Richard Ellis is one of America's leading marine conservationists, and is generally recognized as the foremost painter of marine natural history subjects in the world. His paintings have appeared in exhibitions and in publications including Audubon, Australian Geographic, the Encyclopedia Britannica, National Geographic, and National Wildlife, among others. One hundred six of his paintings were selected by the Smithsonian Institution to form a traveling exhibit of the marine mammals of the world, which are now in the permanent collection of Whaleworld, a museum in Albany, Western Australia. Advisor on many museum installations, he completed a 35-foot-long whale mural for the Denver Museum of Natural History and a 100-foot-long mural of Moby Dick for the New Bedford Whaling Museum in Massachusetts.

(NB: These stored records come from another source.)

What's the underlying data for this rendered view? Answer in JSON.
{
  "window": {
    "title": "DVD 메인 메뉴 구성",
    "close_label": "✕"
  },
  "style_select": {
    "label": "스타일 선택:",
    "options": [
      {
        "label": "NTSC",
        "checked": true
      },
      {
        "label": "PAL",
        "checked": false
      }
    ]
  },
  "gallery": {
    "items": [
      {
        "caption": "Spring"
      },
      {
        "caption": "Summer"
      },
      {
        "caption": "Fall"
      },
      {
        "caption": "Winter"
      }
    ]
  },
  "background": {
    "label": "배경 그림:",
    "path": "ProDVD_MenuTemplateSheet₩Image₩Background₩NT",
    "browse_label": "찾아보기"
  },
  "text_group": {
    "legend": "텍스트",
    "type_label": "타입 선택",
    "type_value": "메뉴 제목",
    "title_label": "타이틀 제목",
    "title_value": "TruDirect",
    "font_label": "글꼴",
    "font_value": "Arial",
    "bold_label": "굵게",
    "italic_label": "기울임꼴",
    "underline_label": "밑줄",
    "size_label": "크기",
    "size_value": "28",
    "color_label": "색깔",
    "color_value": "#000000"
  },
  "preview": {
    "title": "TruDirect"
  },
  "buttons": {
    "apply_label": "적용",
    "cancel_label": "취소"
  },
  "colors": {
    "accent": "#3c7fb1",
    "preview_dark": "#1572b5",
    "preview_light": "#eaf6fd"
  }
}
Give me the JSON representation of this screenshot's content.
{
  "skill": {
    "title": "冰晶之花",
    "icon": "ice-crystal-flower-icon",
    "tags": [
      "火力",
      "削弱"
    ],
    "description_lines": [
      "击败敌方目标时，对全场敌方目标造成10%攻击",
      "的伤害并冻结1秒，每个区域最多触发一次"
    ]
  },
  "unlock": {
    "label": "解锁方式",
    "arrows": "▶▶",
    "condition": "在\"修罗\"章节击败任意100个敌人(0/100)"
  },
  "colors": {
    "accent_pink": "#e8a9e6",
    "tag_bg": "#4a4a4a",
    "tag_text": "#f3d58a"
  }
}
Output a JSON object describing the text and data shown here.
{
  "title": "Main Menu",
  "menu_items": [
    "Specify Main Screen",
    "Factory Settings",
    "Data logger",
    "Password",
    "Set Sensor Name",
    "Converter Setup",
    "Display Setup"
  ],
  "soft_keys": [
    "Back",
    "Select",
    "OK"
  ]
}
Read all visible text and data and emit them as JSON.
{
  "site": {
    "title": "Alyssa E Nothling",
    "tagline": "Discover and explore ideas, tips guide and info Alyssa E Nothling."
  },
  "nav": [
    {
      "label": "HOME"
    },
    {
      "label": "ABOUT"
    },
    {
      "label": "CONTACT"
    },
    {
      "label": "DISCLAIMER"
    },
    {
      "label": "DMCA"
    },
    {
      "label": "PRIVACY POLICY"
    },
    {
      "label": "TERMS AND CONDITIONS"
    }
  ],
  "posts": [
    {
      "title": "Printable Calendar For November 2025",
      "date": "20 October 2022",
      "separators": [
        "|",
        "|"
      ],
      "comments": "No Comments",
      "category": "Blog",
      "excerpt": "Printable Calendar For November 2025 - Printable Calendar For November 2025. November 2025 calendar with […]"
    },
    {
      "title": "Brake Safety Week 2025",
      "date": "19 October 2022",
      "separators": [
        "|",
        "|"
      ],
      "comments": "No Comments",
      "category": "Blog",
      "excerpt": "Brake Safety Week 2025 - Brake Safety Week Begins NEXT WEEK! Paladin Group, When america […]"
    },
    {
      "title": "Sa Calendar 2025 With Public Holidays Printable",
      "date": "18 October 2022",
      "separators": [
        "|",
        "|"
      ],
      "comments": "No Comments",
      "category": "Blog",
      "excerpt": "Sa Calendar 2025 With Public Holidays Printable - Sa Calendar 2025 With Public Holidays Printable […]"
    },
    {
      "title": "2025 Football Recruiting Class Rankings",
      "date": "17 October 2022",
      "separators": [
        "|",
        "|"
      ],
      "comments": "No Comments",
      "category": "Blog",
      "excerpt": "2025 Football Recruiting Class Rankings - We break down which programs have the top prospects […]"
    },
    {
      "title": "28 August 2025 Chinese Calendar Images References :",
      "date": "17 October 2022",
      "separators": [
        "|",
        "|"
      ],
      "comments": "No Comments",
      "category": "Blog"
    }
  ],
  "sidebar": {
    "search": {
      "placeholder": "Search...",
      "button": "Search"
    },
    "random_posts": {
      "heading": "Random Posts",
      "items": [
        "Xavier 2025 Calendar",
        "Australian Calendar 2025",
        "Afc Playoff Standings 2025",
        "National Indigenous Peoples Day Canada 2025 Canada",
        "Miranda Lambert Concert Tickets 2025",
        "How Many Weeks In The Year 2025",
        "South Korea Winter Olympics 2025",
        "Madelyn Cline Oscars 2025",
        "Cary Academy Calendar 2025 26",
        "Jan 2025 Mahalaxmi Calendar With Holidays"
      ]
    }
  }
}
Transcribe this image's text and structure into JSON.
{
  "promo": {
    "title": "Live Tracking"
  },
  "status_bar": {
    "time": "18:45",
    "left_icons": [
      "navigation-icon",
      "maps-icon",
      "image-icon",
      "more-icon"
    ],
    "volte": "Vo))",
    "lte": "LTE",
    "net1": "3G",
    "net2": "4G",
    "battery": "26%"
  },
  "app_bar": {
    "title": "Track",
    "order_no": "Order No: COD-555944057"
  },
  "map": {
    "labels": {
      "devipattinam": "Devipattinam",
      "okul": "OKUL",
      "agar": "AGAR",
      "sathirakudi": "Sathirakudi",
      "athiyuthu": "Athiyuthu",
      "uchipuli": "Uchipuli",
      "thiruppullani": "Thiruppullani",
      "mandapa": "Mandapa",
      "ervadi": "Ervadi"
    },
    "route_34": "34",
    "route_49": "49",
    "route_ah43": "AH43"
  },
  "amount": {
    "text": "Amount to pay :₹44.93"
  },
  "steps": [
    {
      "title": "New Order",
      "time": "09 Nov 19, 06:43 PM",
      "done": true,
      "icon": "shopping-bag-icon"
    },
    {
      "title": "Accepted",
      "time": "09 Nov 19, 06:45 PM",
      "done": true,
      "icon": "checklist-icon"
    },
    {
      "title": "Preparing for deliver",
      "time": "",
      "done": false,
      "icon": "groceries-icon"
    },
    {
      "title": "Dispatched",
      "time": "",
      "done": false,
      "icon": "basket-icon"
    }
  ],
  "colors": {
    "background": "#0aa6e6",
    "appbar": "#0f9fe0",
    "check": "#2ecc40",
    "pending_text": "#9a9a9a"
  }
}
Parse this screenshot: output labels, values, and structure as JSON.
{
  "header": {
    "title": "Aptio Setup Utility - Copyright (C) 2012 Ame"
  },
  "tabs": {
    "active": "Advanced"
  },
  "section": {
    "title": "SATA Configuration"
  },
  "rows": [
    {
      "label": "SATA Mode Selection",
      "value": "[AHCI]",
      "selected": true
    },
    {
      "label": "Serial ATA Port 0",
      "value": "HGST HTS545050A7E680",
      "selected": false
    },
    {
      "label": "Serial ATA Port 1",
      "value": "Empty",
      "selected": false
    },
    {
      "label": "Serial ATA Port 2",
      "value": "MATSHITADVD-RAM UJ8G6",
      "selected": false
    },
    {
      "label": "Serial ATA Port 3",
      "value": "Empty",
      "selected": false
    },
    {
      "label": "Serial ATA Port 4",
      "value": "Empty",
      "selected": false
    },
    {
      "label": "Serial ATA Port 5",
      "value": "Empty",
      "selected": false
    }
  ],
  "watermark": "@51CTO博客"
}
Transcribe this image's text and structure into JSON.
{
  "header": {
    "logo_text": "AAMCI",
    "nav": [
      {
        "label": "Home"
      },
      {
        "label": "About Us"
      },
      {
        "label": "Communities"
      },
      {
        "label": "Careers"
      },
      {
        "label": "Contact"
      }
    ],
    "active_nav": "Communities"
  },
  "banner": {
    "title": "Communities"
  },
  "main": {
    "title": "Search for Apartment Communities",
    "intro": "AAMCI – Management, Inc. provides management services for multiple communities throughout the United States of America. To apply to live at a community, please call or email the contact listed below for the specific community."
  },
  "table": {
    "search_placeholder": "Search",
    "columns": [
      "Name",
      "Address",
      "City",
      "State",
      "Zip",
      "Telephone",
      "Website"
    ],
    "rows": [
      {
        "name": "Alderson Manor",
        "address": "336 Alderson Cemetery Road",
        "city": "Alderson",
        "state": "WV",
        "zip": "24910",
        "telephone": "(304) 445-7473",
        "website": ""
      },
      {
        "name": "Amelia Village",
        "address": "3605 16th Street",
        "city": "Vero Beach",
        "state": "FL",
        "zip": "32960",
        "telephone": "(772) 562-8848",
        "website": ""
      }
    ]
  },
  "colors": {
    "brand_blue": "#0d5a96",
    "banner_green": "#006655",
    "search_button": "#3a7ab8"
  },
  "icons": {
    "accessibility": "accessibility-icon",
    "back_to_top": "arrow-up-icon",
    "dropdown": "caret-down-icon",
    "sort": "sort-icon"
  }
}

The long list of Ellis' books includes The Book of Sharks; The Book of Whales, Dolphins and Porpoises; Great White Shark; Men and Whales; Physty; Monsters of the Sea; Deep Atlantic; Imagining Atlantis; The Search for the Giant Squid; Encyclopedia of the Aquagenesis: The Origin and Evolution of Life in the Sea; The Empty Ocean; Sea Dragons: Predators of Prehistoric Oceans; Tiger Bone & Rhino Horn: The Destruction of Wildlife for Traditional Chinese Medicine; and Singing Whales and Flying Squid: The Discovery of Marine Life. Ellis has appeared in numerous television specials, and has written on whales for PBS.